IP Australia annual report (24 April 2020)
IP Australia has released its annual intellectual property report about intellectual property activity during 2019.
The report is something of an indicator of the type of economic activity in the country. As well as statistics about the number of patents, trade marks and designs filed during the year, this year’s theme is “Digital Economy”, and throughout the report are comments on IP trends in this sector. The report concludes that Australia’s recent performance for information and communication technologies (ICT) is “middle of the road” for ICT-intensity (based on the ICT percentage of total patents / trade marks) compared to other countries, and the digital economy does not appear to be a focus of Australian-resident industrial IP rights.
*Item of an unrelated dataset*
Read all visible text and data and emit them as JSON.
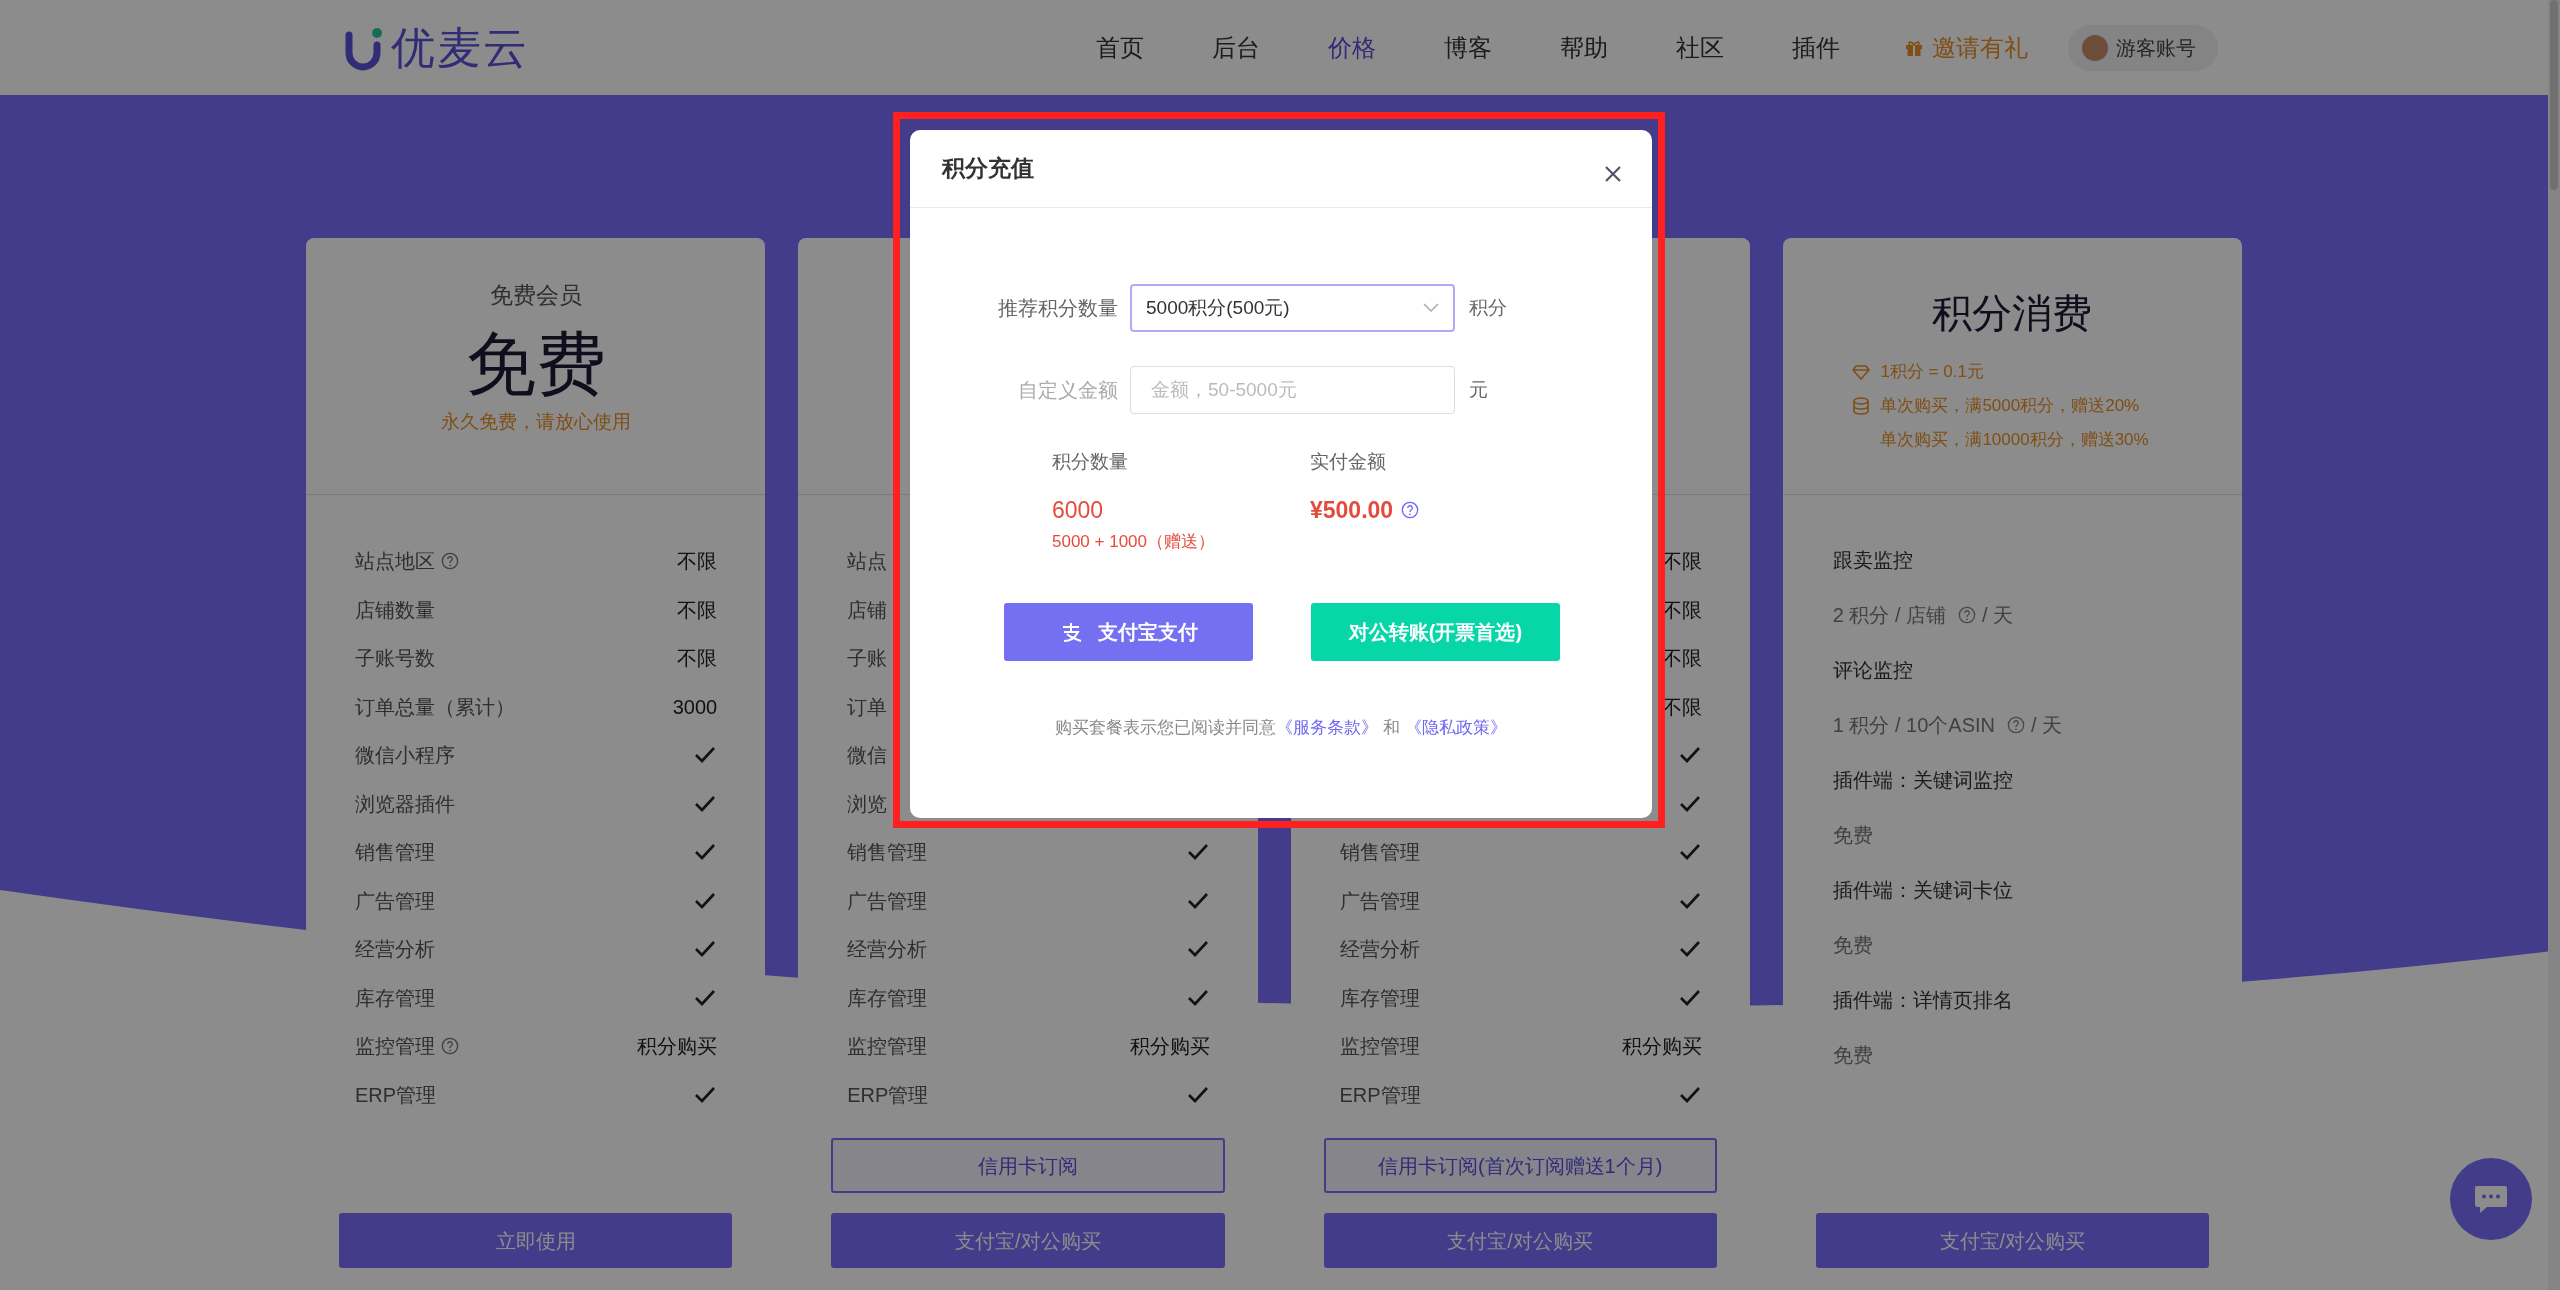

If Australia wants to be a leader in this sector, according to the report there is room for improvement.
Quickly looking at some of the raw patent statistics: 91% of the 27,121 applications for Australian standard patents in 2019 were made by non-residents, consistent with the previous year. The total number of applications was slightly lower than 2018, the busiest year on record. Of these, 17,010 applications were examined and granted. Looking at where new technology comes from, the top five countries of origin for patent applications were the USA (13,125 – 48%), Australia (2,637 – nearly 10%), China (1,832 – 6.7%), Japan (1,573 – 5.7%) and Germany (1,311 – 4.8%), for a combined total of 20,478 or 75%. For classes of technology, medical technology had the highest number of applications with 3,665, then pharmaceuticals with 2695 and biotechnology with 1,822, then civil engineering with 1,690.
And some of the raw trade mark statistics: There were 75,622 applications in 2019, 5% down on record levels of 2018. 44,176 of these (58%) were filed by Australian residents. The largest overseas filing country was the USA (9,153 – 12%), then China (4,998 – 6.6%), UK (2,332 – 3%) and Germany (1,904 – 2.5%). The top classes for trade mark applications were technological and electrical apparatus (13,844), advertising (13,515), education, training and education (10,801), scientific and technological services (9,214) and clothing and footwear (6,558).
There are also sections of the report looking at deigns and plant breeder rights. The report does not discuss copyright, as it is not a registered right administered by IP Australia.
What impact from this year’s coronavirus crisis will next year’s report show?